That study, published in The Journal of Experimental Education, suggested that any more than two hours of homework per night is counterproductive.However, students who participated in the study reported doing slightly more than three hours of homework each night, on average.
But according to the standards set by the NEA and NPTA, they shouldn’t receive any at all.
A contributing editor of the study, Stephanie Donaldson-Pressman, told CNN that she found it “absolutely shocking” to learn that kindergarteners had that much homework.
The research involved a series of interviews with students, teachers, and administrators, as well as a survey of a total of 128 juniors from two private high schools.
About half of the students said they received at least three hours of homework per night.
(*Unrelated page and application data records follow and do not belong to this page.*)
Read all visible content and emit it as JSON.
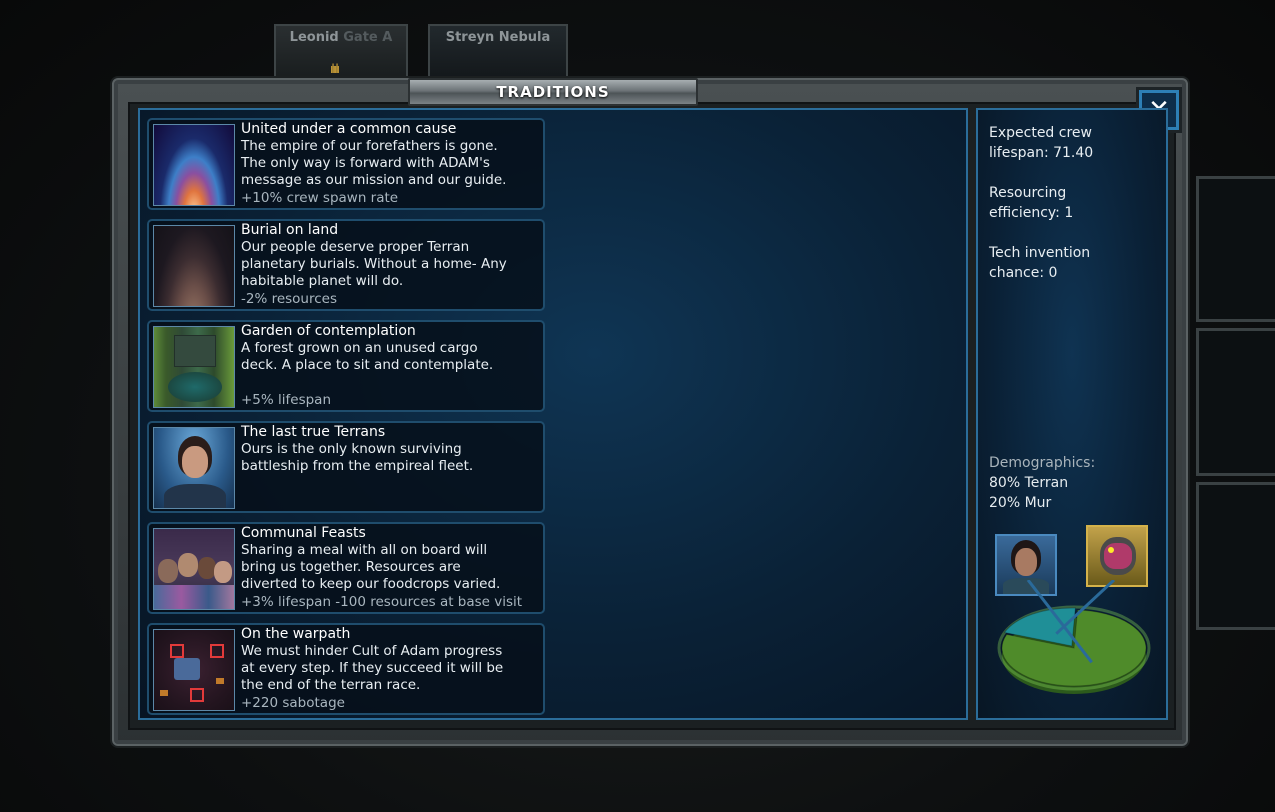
{
  "background": {
    "tabs": [
      {
        "name_bold": "Leonid",
        "name_dim": "Gate A"
      },
      {
        "name": "Streyn Nebula"
      }
    ]
  },
  "window": {
    "title": "TRADITIONS",
    "close_icon": "close-icon"
  },
  "traditions": [
    {
      "title": "United under a common cause",
      "description": "The empire of our forefathers is gone.\nThe only way is forward with ADAM's\nmessage as our mission and our guide.",
      "bonus": "+10% crew spawn rate",
      "icon": "planet-sunrise-image"
    },
    {
      "title": "Burial on land",
      "description": "Our people deserve proper Terran\nplanetary burials. Without a home- Any\nhabitable planet will do.",
      "bonus": "-2% resources",
      "icon": "dusty-planet-image"
    },
    {
      "title": "Garden of contemplation",
      "description": "A forest grown on an unused cargo\ndeck. A place to sit and contemplate.",
      "bonus": "+5% lifespan",
      "icon": "garden-deck-image"
    },
    {
      "title": "The last true Terrans",
      "description": "Ours is the only known surviving\nbattleship from the empireal fleet.",
      "bonus": "",
      "icon": "terran-officer-portrait"
    },
    {
      "title": "Communal Feasts",
      "description": "Sharing a meal with all on board will\nbring us together. Resources are\ndiverted to keep our foodcrops varied.",
      "bonus": "+3% lifespan -100 resources at base visit",
      "icon": "crew-group-image"
    },
    {
      "title": "On the warpath",
      "description": "We must hinder Cult of Adam progress\nat every step. If they succeed it will be\nthe end of the terran race.",
      "bonus": "+220 sabotage",
      "icon": "warpath-map-image"
    }
  ],
  "stats": {
    "lifespan": "Expected crew\nlifespan: 71.40",
    "resourcing": "Resourcing\nefficiency: 1",
    "tech": "Tech invention\nchance: 0"
  },
  "demographics": {
    "label": "Demographics:",
    "rows": [
      "80% Terran",
      "20% Mur"
    ]
  },
  "chart_data": {
    "type": "pie",
    "categories": [
      "Terran",
      "Mur"
    ],
    "values": [
      80,
      20
    ],
    "colors": [
      "#4f8b2a",
      "#1f8f97"
    ]
  }
}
When it came to stress, more than 70 percent of students said they were “often or always stressed over schoolwork,” with 56 percent listing homework as a primary stressor.
Less than 1 percent of the students said homework was not a stressor.
In the Stanford study, many students said that they often did homework they saw as "pointless" or "mindless." Pope, who co-authored that study, argued that homework assignments should have a purpose and benefit, and should be designed to cultivate learning and development.
It’s also important for schools and teachers to stick to the 10-minutes per grade standard.
“The data shows that homework over this level is not only not beneficial to children’s grades or GPA, but there’s really a plethora of evidence that it’s detrimental to their attitude about school, their grades, their self-confidence, their social skills, and their quality of life,” Donaldson-Pressman told CNN.
Kindergarteners received 25 minutes of homework per night, on average.